Perhaps the correlation must then go the other way? That is, weak unions increase costs, for example by creating a siege mentality among those workers who do have stable union jobs (including rail workers, as the industry’s economic and political situation is friendly to unionization)? But the data does not support that, either. Spain’s union density is barely higher than the US’s and much lower than Britain’s, and Greece’s is comparable to Britain’s. The available data strongly suggests that union power has no effect on construction costs, positive or negative.

Could it be privatization?

Privatization and the reliance on PPPs is the least clean of the Anglosphere’s special features – that is, it is not always used throughout the countries I identify with the Anglosphere, and conversely it may be used elsewhere, even in countries with generally left-wing economic policy like Sweden. Nonetheless, among the political, legal, social, and economic factors, it is the only one I cannot rule out.

The issue is not precisely contracting out something, as Stockholm is doing with urban rail. Rather, it is more specifically privatizing the planning aspects of the state, such as engineering. Spain relies heavily on in-house engineering and design, while the US and UK, and by imitation the rest of the Anglosphere, prefer private consultants. To the extent I have cost comparisons within the same city or country with different levels of privatization, they’re suggestive that it matters: the publicly-funded LGV Est Phase 2 cost €19 million per kilometer (with a tunnel covering 4% of the route), the PPP LGV Sud-Europe-Atlantique cost €23 million per kilometer (with no tunnels), the two lines opening within a year of each other. This is not an enormous cost difference, but accounting for the tunnel makes the cost noticeable, perhaps a factor of 1.5.

Conclusion

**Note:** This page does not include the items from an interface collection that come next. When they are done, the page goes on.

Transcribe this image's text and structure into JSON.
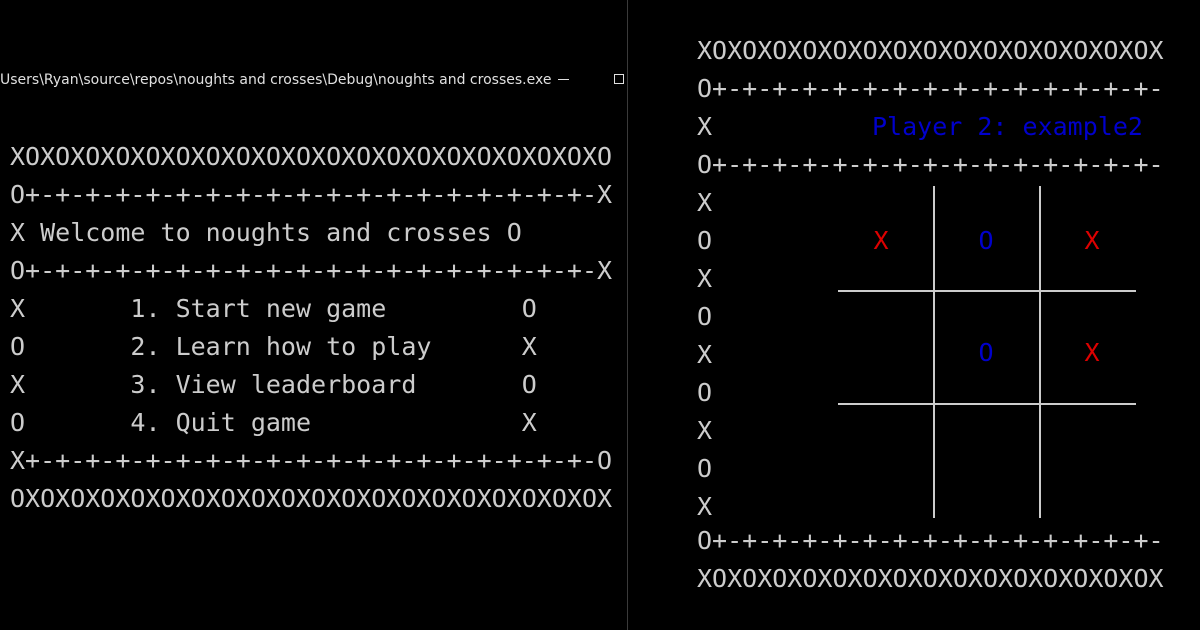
{
  "left_window": {
    "title": "Users\\Ryan\\source\\repos\\noughts and crosses\\Debug\\noughts and crosses.exe",
    "lines": [
      "XOXOXOXOXOXOXOXOXOXOXOXOXOXOXOXOXOXOXOXO",
      "O+-+-+-+-+-+-+-+-+-+-+-+-+-+-+-+-+-+-+-X",
      "X Welcome to noughts and crosses O",
      "O+-+-+-+-+-+-+-+-+-+-+-+-+-+-+-+-+-+-+-X",
      "X       1. Start new game         O",
      "O       2. Learn how to play      X",
      "X       3. View leaderboard       O",
      "O       4. Quit game              X",
      "X+-+-+-+-+-+-+-+-+-+-+-+-+-+-+-+-+-+-+-O",
      "OXOXOXOXOXOXOXOXOXOXOXOXOXOXOXOXOXOXOXOX"
    ]
  },
  "right_window": {
    "top_border": "XOXOXOXOXOXOXOXOXOXOXOXOXOXOXOX",
    "dash_border_1": "O+-+-+-+-+-+-+-+-+-+-+-+-+-+-+-",
    "player_row_prefix": "X",
    "player_label": "Player 2: example2",
    "dash_border_2": "O+-+-+-+-+-+-+-+-+-+-+-+-+-+-+-",
    "side_column": [
      "X",
      "O",
      "X",
      "O",
      "X",
      "O",
      "X",
      "O",
      "X"
    ],
    "dash_border_3": "O+-+-+-+-+-+-+-+-+-+-+-+-+-+-+-",
    "bottom_border": "XOXOXOXOXOXOXOXOXOXOXOXOXOXOXOX",
    "board": [
      [
        "X",
        "O",
        "X"
      ],
      [
        "",
        "O",
        "X"
      ],
      [
        "",
        "",
        ""
      ]
    ],
    "colors": {
      "x_mark": "#dd0000",
      "o_mark": "#0000cc",
      "player_label": "#0000cc"
    }
  }
}
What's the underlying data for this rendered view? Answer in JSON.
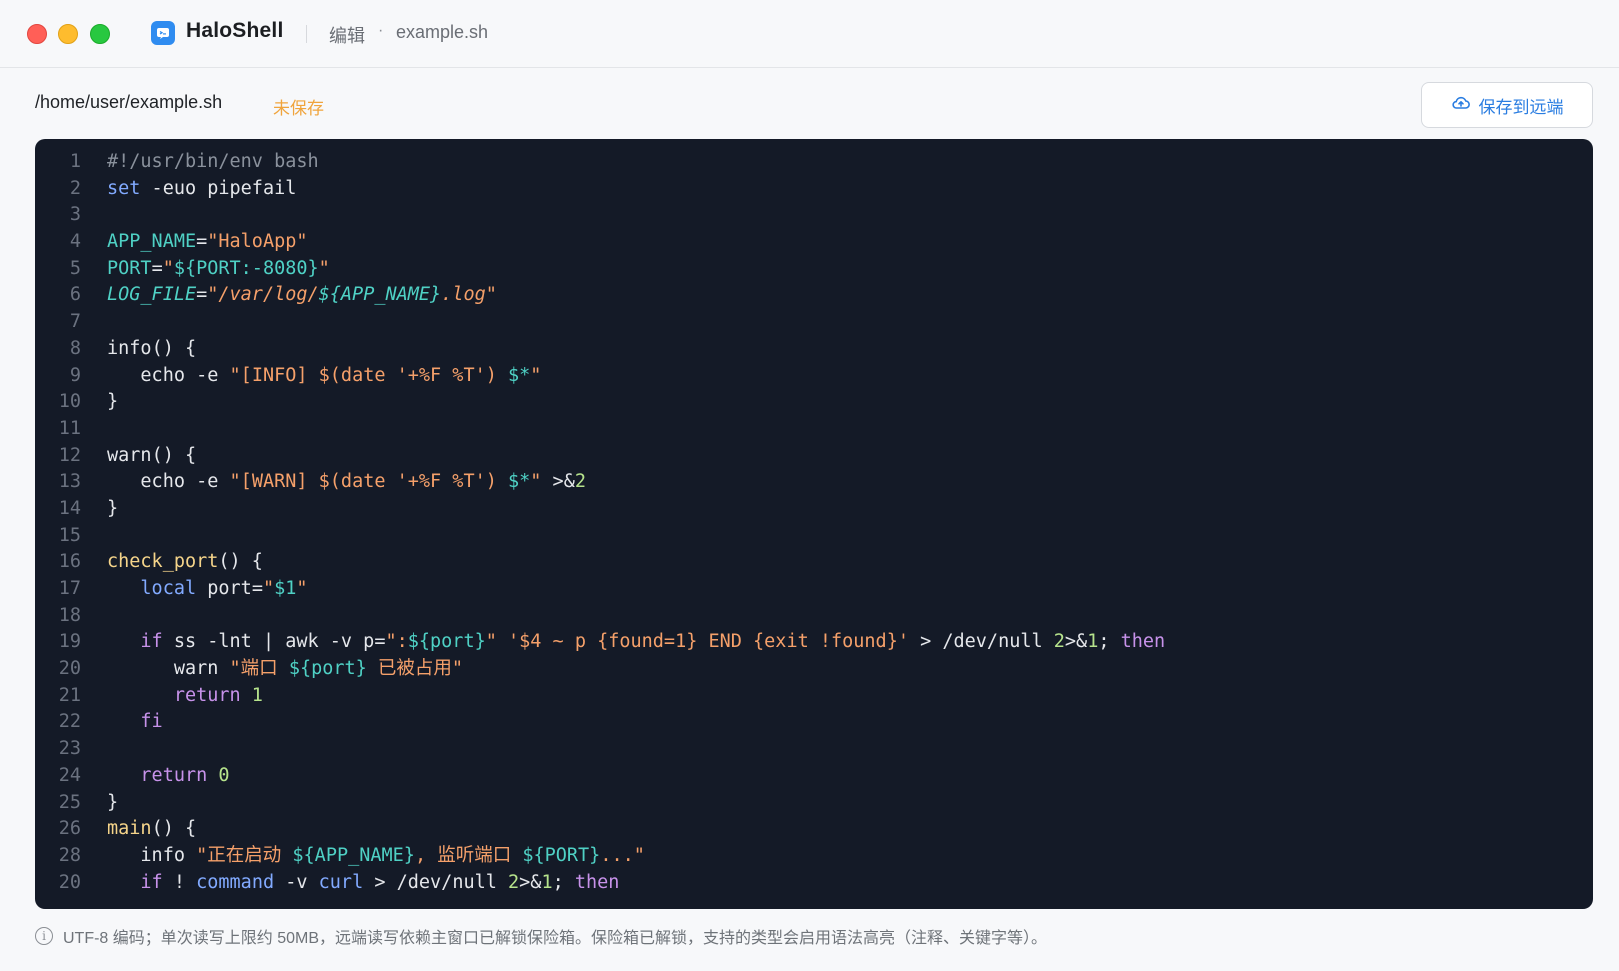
{
  "titlebar": {
    "app_name": "HaloShell",
    "mode": "编辑",
    "separator": "·",
    "file_name": "example.sh"
  },
  "toolbar": {
    "path": "/home/user/example.sh",
    "status": "未保存",
    "save_label": "保存到远端",
    "save_icon": "cloud-upload-icon"
  },
  "editor": {
    "lines": [
      {
        "n": "1",
        "code": "#!/usr/bin/env bash"
      },
      {
        "n": "2",
        "code": "set -euo pipefail"
      },
      {
        "n": "3",
        "code": ""
      },
      {
        "n": "4",
        "code": "APP_NAME=\"HaloApp\""
      },
      {
        "n": "5",
        "code": "PORT=\"${PORT:-8080}\""
      },
      {
        "n": "6",
        "code": "LOG_FILE=\"/var/log/${APP_NAME}.log\""
      },
      {
        "n": "7",
        "code": ""
      },
      {
        "n": "8",
        "code": "info() {"
      },
      {
        "n": "9",
        "code": "   echo -e \"[INFO] $(date '+%F %T') $*\""
      },
      {
        "n": "10",
        "code": "}"
      },
      {
        "n": "11",
        "code": ""
      },
      {
        "n": "12",
        "code": "warn() {"
      },
      {
        "n": "13",
        "code": "   echo -e \"[WARN] $(date '+%F %T') $*\" >&2"
      },
      {
        "n": "14",
        "code": "}"
      },
      {
        "n": "15",
        "code": ""
      },
      {
        "n": "16",
        "code": "check_port() {"
      },
      {
        "n": "17",
        "code": "   local port=\"$1\""
      },
      {
        "n": "18",
        "code": ""
      },
      {
        "n": "19",
        "code": "   if ss -lnt | awk -v p=\":${port}\" '$4 ~ p {found=1} END {exit !found}' > /dev/null 2>&1; then"
      },
      {
        "n": "20",
        "code": "      warn \"端口 ${port} 已被占用\""
      },
      {
        "n": "21",
        "code": "      return 1"
      },
      {
        "n": "22",
        "code": "   fi"
      },
      {
        "n": "23",
        "code": ""
      },
      {
        "n": "24",
        "code": "   return 0"
      },
      {
        "n": "25",
        "code": "}"
      },
      {
        "n": "26",
        "code": "main() {"
      },
      {
        "n": "28",
        "code": "   info \"正在启动 ${APP_NAME}, 监听端口 ${PORT}...\""
      },
      {
        "n": "20",
        "code": "   if ! command -v curl > /dev/null 2>&1; then"
      }
    ]
  },
  "footer": {
    "icon": "info-icon",
    "text": "UTF-8 编码；单次读写上限约 50MB，远端读写依赖主窗口已解锁保险箱。保险箱已解锁，支持的类型会启用语法高亮（注释、关键字等）。"
  },
  "colors": {
    "editor_bg": "#141a27",
    "accent": "#2a7de1",
    "unsaved": "#f0a43c"
  }
}
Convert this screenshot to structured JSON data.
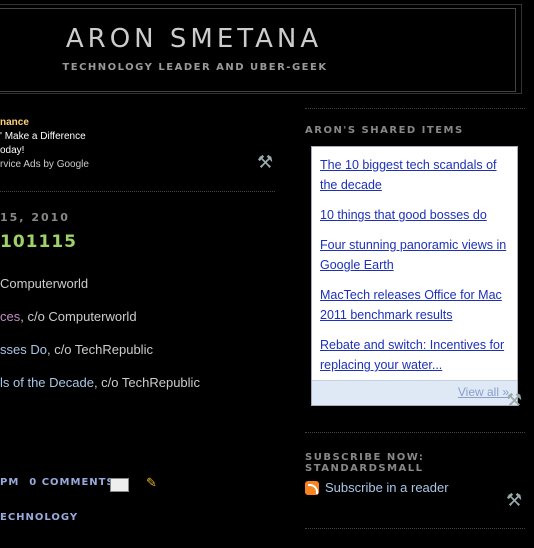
{
  "header": {
    "title": "ARON SMETANA",
    "description": "TECHNOLOGY LEADER AND UBER-GEEK"
  },
  "ad": {
    "line1": "nance",
    "line2": "' Make a Difference",
    "line3": "oday!",
    "line4": "rvice Ads by Google"
  },
  "post": {
    "date": "15, 2010",
    "title": "101115",
    "lines": [
      {
        "a": "",
        "b": "Computerworld"
      },
      {
        "a": "ces",
        "b": ", c/o Computerworld"
      },
      {
        "a": "sses Do",
        "b": ", c/o TechRepublic"
      },
      {
        "a": "ls of the Decade",
        "b": ", c/o TechRepublic"
      }
    ],
    "footer_time": "PM",
    "footer_comments": "0 COMMENTS",
    "labels": "ECHNOLOGY"
  },
  "sidebar": {
    "shared_title": "ARON'S SHARED ITEMS",
    "shared_items": [
      "The 10 biggest tech scandals of the decade",
      "10 things that good bosses do",
      "Four stunning panoramic views in Google Earth",
      "MacTech releases Office for Mac 2011 benchmark results",
      "Rebate and switch: Incentives for replacing your water..."
    ],
    "view_all": "View all »",
    "subscribe_title": "SUBSCRIBE NOW: STANDARDSMALL",
    "subscribe_link": "Subscribe in a reader"
  }
}
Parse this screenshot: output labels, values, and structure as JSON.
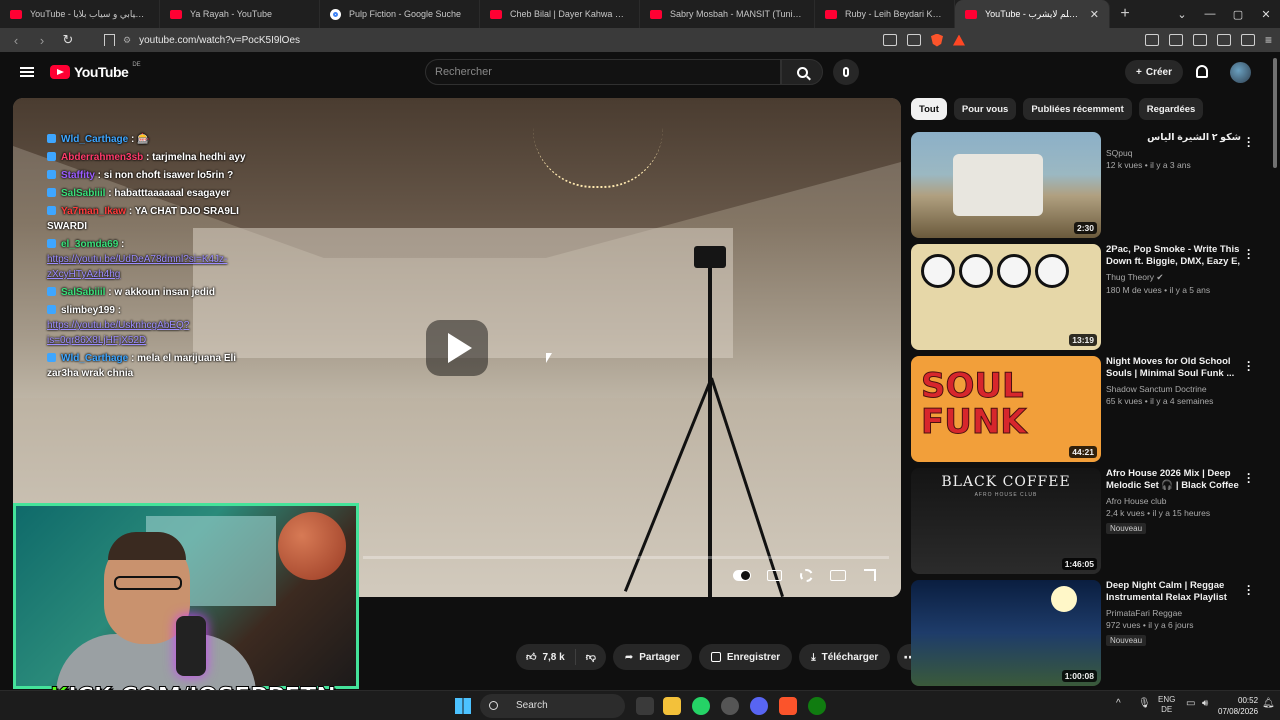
{
  "browser": {
    "tabs": [
      {
        "label": "YouTube - انتي سيابي و سياب بلايا",
        "favicon": "youtube-icon",
        "active": false
      },
      {
        "label": "Ya Rayah - YouTube",
        "favicon": "youtube-icon",
        "active": false
      },
      {
        "label": "Pulp Fiction - Google Suche",
        "favicon": "google-icon",
        "active": false
      },
      {
        "label": "Cheb Bilal | Dayer Kahwa We Cha3e",
        "favicon": "youtube-icon",
        "active": false
      },
      {
        "label": "Sabry Mosbah - MANSIT (Tunisian M",
        "favicon": "youtube-icon",
        "active": false
      },
      {
        "label": "Ruby - Leih Beydari Keda (Official M",
        "favicon": "youtube-icon",
        "active": false
      },
      {
        "label": "YouTube - المسلم لايشرب...",
        "favicon": "youtube-icon",
        "active": true
      }
    ],
    "url": "youtube.com/watch?v=PocK5I9lOes"
  },
  "youtube": {
    "logo_text": "YouTube",
    "logo_region": "DE",
    "search_placeholder": "Rechercher",
    "create_label": "Créer"
  },
  "chat": [
    {
      "user": "Wld_Carthage",
      "user_color": "#3ea6ff",
      "text": " : 🎰"
    },
    {
      "user": "Abderrahmen3sb",
      "user_color": "#ff3b6b",
      "text": " : tarjmelna hedhi ayy"
    },
    {
      "user": "Staffity",
      "user_color": "#9b5cff",
      "text": " : si non choft isawer lo5rin ?"
    },
    {
      "user": "SalSabiiil",
      "user_color": "#39e07a",
      "text": " : habatttaaaaaal esagayer"
    },
    {
      "user": "Ya7man_Ikaw",
      "user_color": "#ff3b3b",
      "text": " : YA CHAT DJO SRA9LI SWARDI"
    },
    {
      "user": "el_3omda69",
      "user_color": "#39e07a",
      "text": " : ",
      "link": "https://youtu.be/UdDeA78dmnl?si=K4Jz-zXcyHTyAzh4hg"
    },
    {
      "user": "SalSabiiil",
      "user_color": "#39e07a",
      "text": " : w akkoun insan jedid"
    },
    {
      "user": "slimbey199",
      "user_color": "#ffffff",
      "text": " : ",
      "link": "https://youtu.be/UsknhcgAbEQ?is=0qr86X8LjHFjX52D"
    },
    {
      "user": "Wld_Carthage",
      "user_color": "#3ea6ff",
      "text": " : mela el marijuana Eli zar3ha wrak chnia"
    }
  ],
  "overlay": {
    "kick_prefix": "K",
    "kick_rest": "ICK.COM/JOSEPPETN"
  },
  "actions": {
    "like_count": "7,8 k",
    "share_label": "Partager",
    "save_label": "Enregistrer",
    "download_label": "Télécharger"
  },
  "chips": [
    "Tout",
    "Pour vous",
    "Publiées récemment",
    "Regardées"
  ],
  "recommendations": [
    {
      "title": "شكو ٢ الشيرة الياس",
      "channel": "SQpuq",
      "views": "12 k vues",
      "age": "il y a 3 ans",
      "duration": "2:30",
      "verified": false,
      "new": false
    },
    {
      "title": "2Pac, Pop Smoke - Write This Down ft. Biggie, DMX, Eazy E, ...",
      "channel": "Thug Theory",
      "views": "180 M de vues",
      "age": "il y a 5 ans",
      "duration": "13:19",
      "verified": true,
      "new": false
    },
    {
      "title": "Night Moves for Old School Souls | Minimal Soul Funk ...",
      "channel": "Shadow Sanctum Doctrine",
      "views": "65 k vues",
      "age": "il y a 4 semaines",
      "duration": "44:21",
      "verified": false,
      "new": false,
      "thumb_text": "SOUL FUNK"
    },
    {
      "title": "Afro House 2026 Mix | Deep Melodic Set 🎧 | Black Coffee ...",
      "channel": "Afro House club",
      "views": "2,4 k vues",
      "age": "il y a 15 heures",
      "duration": "1:46:05",
      "verified": false,
      "new": true,
      "thumb_text": "BLACK COFFEE",
      "thumb_sub": "AFRO HOUSE CLUB"
    },
    {
      "title": "Deep Night Calm | Reggae Instrumental Relax Playlist",
      "channel": "PrimataFari Reggae",
      "views": "972 vues",
      "age": "il y a 6 jours",
      "duration": "1:00:08",
      "verified": false,
      "new": true
    }
  ],
  "new_badge": "Nouveau",
  "taskbar": {
    "search_label": "Search",
    "lang_top": "ENG",
    "lang_bottom": "DE",
    "time": "00:52",
    "date": "07/08/2026"
  }
}
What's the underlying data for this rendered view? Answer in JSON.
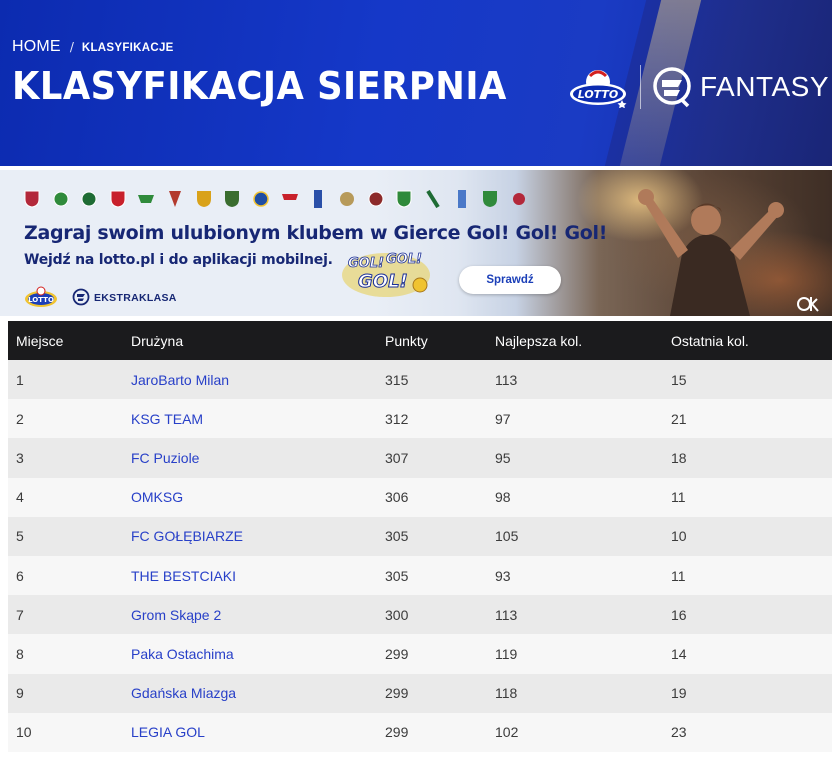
{
  "breadcrumb": {
    "home": "HOME",
    "separator": "/",
    "current": "KLASYFIKACJE"
  },
  "page_title": "KLASYFIKACJA SIERPNIA",
  "logos": {
    "lotto_icon": "lotto-logo",
    "ekstraklasa_icon": "ekstraklasa-logo",
    "fantasy_label": "FANTASY"
  },
  "banner": {
    "headline": "Zagraj swoim ulubionym klubem w Gierce Gol! Gol! Gol!",
    "subline": "Wejdź na lotto.pl i do aplikacji mobilnej.",
    "button_label": "Sprawdź",
    "ekstraklasa_label": "EKSTRAKLASA",
    "game_logo_text": [
      "GOL!",
      "GOL!",
      "GOL!"
    ],
    "badge_colors": [
      "#b3283a",
      "#2f8a3b",
      "#1e6b34",
      "#c8202b",
      "#2f8a3b",
      "#b33a2e",
      "#d9a21a",
      "#3a6d2f",
      "#1f4da3",
      "#c8202b",
      "#2a4fa8",
      "#b79a5a",
      "#8c2a2a",
      "#2f8a3b",
      "#1e6b34",
      "#4a78c8",
      "#2f8a3b",
      "#b3283a"
    ]
  },
  "colors": {
    "header_bg": "#1538c8",
    "title_text": "#ffffff",
    "table_header_bg": "#1b1b1d",
    "team_link": "#2840c8",
    "banner_text": "#172774"
  },
  "table": {
    "columns": [
      "Miejsce",
      "Drużyna",
      "Punkty",
      "Najlepsza kol.",
      "Ostatnia kol."
    ],
    "rows": [
      {
        "place": "1",
        "team": "JaroBarto Milan",
        "points": "315",
        "best": "113",
        "last": "15"
      },
      {
        "place": "2",
        "team": "KSG TEAM",
        "points": "312",
        "best": "97",
        "last": "21"
      },
      {
        "place": "3",
        "team": "FC Puziole",
        "points": "307",
        "best": "95",
        "last": "18"
      },
      {
        "place": "4",
        "team": "OMKSG",
        "points": "306",
        "best": "98",
        "last": "11"
      },
      {
        "place": "5",
        "team": "FC GOŁĘBIARZE",
        "points": "305",
        "best": "105",
        "last": "10"
      },
      {
        "place": "6",
        "team": "THE BESTCIAKI",
        "points": "305",
        "best": "93",
        "last": "11"
      },
      {
        "place": "7",
        "team": "Grom Skąpe 2",
        "points": "300",
        "best": "113",
        "last": "16"
      },
      {
        "place": "8",
        "team": "Paka Ostachima",
        "points": "299",
        "best": "119",
        "last": "14"
      },
      {
        "place": "9",
        "team": "Gdańska Miazga",
        "points": "299",
        "best": "118",
        "last": "19"
      },
      {
        "place": "10",
        "team": "LEGIA GOL",
        "points": "299",
        "best": "102",
        "last": "23"
      }
    ]
  }
}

Overrelying on a single case is not particularly robust. In light of the similarities between costs of different lines in the same city, and even those of different cities in the same country, the N for a quantitative comparison is not large – my data table currently has 38 unique countries, and even accounting for a few misses for which I haven’t included data yet, like Israel, the number is not much larger than 40. It is not responsible to use multivariable regressions or other advanced statistical techniques in such a situation.

In that case, looking at one or two cases provides a powerful sanity check. As far as I can tell, the Anglosphere’s tendency toward privatization and using consultants, often reinforced by different English-speaking countries learning one another’s practices, could be a serious cost raiser. However, the other special features of the Anglosphere – common law, winner-take-all elections leading to two-party systems, and weak unions and welfare states – are unlikely to have a significant effect.